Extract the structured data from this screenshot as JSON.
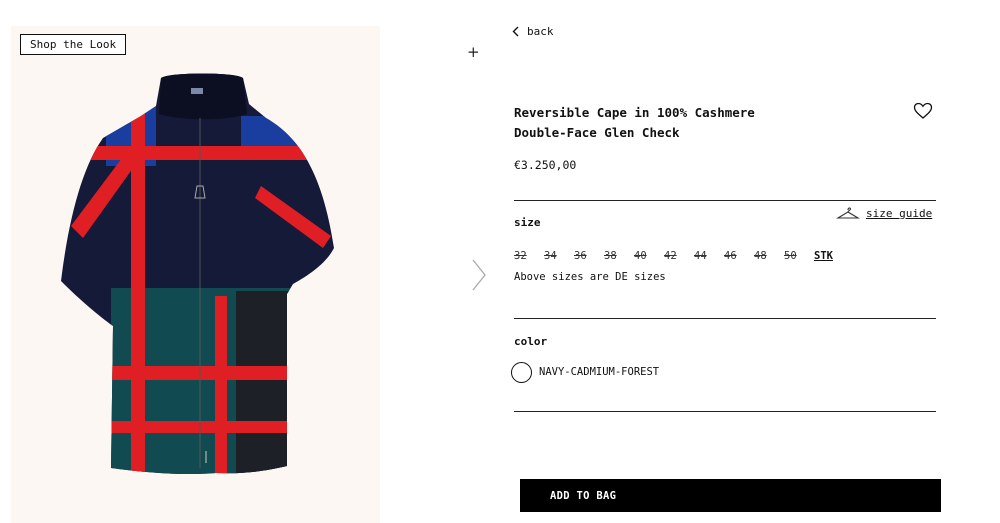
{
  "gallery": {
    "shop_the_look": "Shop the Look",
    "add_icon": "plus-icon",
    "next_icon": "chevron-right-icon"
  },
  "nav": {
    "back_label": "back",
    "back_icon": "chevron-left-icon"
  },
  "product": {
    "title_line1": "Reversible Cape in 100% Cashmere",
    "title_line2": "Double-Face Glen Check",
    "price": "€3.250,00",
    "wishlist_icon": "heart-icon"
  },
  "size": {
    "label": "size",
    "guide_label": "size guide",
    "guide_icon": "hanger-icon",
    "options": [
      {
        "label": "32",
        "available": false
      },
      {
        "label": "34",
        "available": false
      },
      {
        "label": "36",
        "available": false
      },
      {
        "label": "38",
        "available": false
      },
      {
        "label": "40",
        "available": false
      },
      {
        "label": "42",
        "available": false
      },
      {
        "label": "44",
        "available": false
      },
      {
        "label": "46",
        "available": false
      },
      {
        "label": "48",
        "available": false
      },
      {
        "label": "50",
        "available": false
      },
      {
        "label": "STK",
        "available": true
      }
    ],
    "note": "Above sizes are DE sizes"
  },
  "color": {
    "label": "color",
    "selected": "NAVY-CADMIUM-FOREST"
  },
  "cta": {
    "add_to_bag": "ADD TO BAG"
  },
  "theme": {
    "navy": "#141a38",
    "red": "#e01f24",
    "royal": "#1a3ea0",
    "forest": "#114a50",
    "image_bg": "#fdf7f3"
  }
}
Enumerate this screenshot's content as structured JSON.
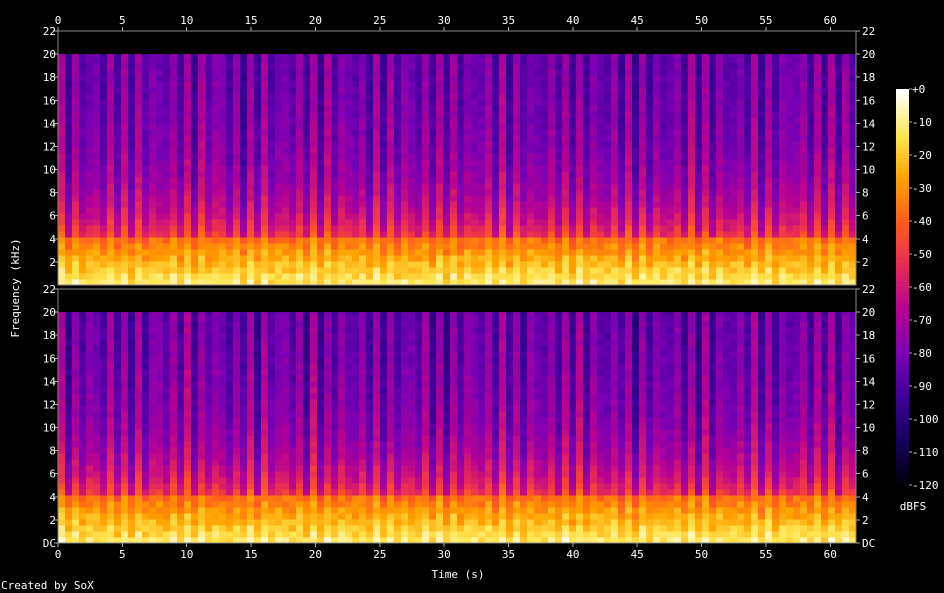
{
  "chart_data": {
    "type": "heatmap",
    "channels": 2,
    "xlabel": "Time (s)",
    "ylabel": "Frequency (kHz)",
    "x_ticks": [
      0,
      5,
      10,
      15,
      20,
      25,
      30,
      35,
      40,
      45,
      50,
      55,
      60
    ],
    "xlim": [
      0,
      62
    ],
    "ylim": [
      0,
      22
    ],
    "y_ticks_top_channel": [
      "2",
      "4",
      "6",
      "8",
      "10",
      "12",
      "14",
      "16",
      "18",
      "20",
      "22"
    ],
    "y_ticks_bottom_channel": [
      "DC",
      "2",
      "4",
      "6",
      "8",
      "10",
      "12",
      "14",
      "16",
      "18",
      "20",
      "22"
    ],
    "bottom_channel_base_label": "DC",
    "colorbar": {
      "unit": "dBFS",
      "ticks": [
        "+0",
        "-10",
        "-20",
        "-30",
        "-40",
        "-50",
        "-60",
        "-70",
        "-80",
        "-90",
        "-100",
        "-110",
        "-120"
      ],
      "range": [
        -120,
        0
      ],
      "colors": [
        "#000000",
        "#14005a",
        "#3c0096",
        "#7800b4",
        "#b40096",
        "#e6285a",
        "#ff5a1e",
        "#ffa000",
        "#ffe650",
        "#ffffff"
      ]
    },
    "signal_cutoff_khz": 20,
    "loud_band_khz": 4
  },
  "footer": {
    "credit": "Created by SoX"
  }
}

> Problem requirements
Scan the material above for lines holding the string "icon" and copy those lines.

> Exercise response
    "add_icon": "plus-icon",
    "next_icon": "chevron-right-icon"
    "back_icon": "chevron-left-icon"
    "wishlist_icon": "heart-icon"
    "guide_icon": "hanger-icon",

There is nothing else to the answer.